JournalRecordProc callback function
An application-defined or library-defined callback function used with the SetWindowsHookEx function. The function records messages the system removes from the system message queue. Later, an application can use a JournalPlaybackProc hook procedure to play back the messages.
The HOOKPROC type defines a pointer to this callback function. JournalRecordProc is a placeholder for the application-defined or library-defined function name.
- code [in]
Specifies how to process the message. If code is less than zero, the hook procedure must pass the message to the CallNextHookEx function without further processing and should return the value returned by CallNextHookEx. This parameter can be one of the following values.
The lParam parameter is a pointer to an EVENTMSG structure containing information about a message removed from the system queue. The hook procedure must record the contents of the structure by copying them to a buffer or file.
A system-modal dialog box has been destroyed. The hook procedure must resume recording.
A system-modal dialog box is being displayed. Until the dialog box is destroyed, the hook procedure must stop recording.
This parameter is not used.
- lParam [in]
A pointer to an EVENTMSG structure that contains the message to be recorded.
Type: Type: LRESULT
The return value is ignored.
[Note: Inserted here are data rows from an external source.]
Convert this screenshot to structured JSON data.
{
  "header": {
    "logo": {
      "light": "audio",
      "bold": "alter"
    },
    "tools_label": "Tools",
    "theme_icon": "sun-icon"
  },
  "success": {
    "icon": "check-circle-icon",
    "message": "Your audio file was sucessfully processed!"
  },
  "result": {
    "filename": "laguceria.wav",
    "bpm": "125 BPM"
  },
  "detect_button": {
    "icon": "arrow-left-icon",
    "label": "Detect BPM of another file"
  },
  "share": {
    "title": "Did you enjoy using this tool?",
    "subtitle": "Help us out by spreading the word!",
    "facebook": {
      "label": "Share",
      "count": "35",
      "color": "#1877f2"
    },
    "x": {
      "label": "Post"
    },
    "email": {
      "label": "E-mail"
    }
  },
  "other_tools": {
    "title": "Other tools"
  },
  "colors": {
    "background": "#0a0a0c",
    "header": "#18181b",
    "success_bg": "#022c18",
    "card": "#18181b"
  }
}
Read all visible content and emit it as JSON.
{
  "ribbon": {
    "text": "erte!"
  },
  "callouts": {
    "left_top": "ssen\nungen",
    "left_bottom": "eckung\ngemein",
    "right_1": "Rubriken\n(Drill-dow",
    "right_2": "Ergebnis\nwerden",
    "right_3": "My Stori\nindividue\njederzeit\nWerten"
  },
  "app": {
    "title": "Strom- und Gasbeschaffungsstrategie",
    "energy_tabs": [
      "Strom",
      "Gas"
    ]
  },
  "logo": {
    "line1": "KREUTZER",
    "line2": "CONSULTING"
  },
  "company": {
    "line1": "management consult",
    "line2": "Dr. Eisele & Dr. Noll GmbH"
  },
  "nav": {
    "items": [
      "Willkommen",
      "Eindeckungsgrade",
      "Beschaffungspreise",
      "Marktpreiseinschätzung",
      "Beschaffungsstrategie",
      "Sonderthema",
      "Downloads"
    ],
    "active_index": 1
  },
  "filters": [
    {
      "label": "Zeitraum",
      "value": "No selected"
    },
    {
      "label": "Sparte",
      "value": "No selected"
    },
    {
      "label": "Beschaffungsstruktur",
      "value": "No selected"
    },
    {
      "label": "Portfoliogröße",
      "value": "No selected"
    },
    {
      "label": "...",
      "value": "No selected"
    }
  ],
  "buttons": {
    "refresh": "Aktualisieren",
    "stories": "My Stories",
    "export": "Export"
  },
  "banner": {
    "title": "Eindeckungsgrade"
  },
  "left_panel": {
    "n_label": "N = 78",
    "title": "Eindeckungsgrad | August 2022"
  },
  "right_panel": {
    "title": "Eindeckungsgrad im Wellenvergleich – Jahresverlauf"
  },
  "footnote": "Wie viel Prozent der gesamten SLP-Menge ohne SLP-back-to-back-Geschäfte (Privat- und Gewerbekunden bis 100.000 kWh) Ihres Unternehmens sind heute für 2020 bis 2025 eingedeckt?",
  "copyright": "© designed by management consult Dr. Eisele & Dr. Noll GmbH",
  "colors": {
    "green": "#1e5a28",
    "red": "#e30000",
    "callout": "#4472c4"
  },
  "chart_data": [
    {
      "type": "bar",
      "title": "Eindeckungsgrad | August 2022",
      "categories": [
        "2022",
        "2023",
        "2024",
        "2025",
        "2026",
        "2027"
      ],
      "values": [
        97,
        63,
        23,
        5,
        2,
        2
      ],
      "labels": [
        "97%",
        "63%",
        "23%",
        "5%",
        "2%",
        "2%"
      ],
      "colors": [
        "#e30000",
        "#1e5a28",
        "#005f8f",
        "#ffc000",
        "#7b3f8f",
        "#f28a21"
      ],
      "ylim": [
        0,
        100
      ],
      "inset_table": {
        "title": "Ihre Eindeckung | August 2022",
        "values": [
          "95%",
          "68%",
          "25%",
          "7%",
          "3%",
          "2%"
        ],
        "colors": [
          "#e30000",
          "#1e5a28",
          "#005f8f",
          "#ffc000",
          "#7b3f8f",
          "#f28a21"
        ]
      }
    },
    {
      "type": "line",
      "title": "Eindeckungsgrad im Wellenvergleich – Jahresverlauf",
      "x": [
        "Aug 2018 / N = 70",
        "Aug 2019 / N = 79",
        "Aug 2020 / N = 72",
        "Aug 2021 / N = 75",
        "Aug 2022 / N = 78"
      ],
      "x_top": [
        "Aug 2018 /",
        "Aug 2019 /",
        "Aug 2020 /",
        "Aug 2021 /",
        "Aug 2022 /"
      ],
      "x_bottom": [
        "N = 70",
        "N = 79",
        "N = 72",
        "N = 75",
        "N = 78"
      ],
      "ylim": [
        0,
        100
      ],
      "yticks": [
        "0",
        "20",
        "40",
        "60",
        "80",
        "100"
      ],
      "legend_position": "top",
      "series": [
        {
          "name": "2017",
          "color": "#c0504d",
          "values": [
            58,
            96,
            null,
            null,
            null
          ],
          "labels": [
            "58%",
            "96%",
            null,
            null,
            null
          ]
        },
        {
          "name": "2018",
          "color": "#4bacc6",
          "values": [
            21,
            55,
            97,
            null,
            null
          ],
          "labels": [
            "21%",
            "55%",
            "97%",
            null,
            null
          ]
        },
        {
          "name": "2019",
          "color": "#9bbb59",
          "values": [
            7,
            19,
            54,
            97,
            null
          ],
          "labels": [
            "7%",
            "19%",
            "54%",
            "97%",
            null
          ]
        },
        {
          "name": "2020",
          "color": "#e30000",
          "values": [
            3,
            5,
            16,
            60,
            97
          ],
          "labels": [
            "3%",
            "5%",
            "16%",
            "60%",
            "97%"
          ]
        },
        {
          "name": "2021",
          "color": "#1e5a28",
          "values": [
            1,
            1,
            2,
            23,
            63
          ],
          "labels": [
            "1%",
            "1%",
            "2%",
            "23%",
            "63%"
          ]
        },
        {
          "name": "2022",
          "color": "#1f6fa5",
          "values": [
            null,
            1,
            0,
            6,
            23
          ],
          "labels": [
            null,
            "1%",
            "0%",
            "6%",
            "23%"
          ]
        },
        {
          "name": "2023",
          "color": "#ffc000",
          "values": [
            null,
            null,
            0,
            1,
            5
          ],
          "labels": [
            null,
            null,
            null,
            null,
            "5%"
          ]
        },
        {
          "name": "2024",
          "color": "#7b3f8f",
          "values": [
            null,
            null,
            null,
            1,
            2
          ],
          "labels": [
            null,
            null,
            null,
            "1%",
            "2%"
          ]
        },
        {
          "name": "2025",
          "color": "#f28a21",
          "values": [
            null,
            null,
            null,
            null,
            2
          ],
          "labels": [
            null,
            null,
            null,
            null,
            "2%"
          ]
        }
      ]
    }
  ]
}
A JournalRecordProc hook procedure must copy but not modify the messages. After the hook procedure returns control to the system, the message continues to be processed.
A JournalRecordProc hook procedure does not need to live in a dynamic-link library. A JournalRecordProc hook procedure can live in the application itself.
Unlike most other global hook procedures, the JournalRecordProc and JournalPlaybackProc hook procedures are always called in the context of the thread that set the hook.
An application that has installed a JournalRecordProc hook procedure should watch for the VK_CANCEL virtual key code (which is implemented as the CTRL+BREAK key combination on most keyboards). This virtual key code should be interpreted by the application as a signal that the user wishes to stop journal recording. The application should respond by ending the recording sequence and removing the JournalRecordProc hook procedure. Removal is important. It prevents a journaling application from locking up the system by hanging inside a hook procedure.
This role as a signal to stop journal recording means that a CTRL+BREAK key combination cannot itself be recorded. Since the CTRL+C key combination has no such role as a journaling signal, it can be recorded. There are two other key combinations that cannot be recorded: CTRL+ESC and CTRL+ALT+DEL. Those two key combinations cause the system to stop all journaling activities (record or playback), remove all journaling hooks, and post a WM_CANCELJOURNAL message to the journaling application.
Minimum supported client
Windows 2000 Professional [desktop apps only]
Minimum supported server
Windows 2000 Server [desktop apps only]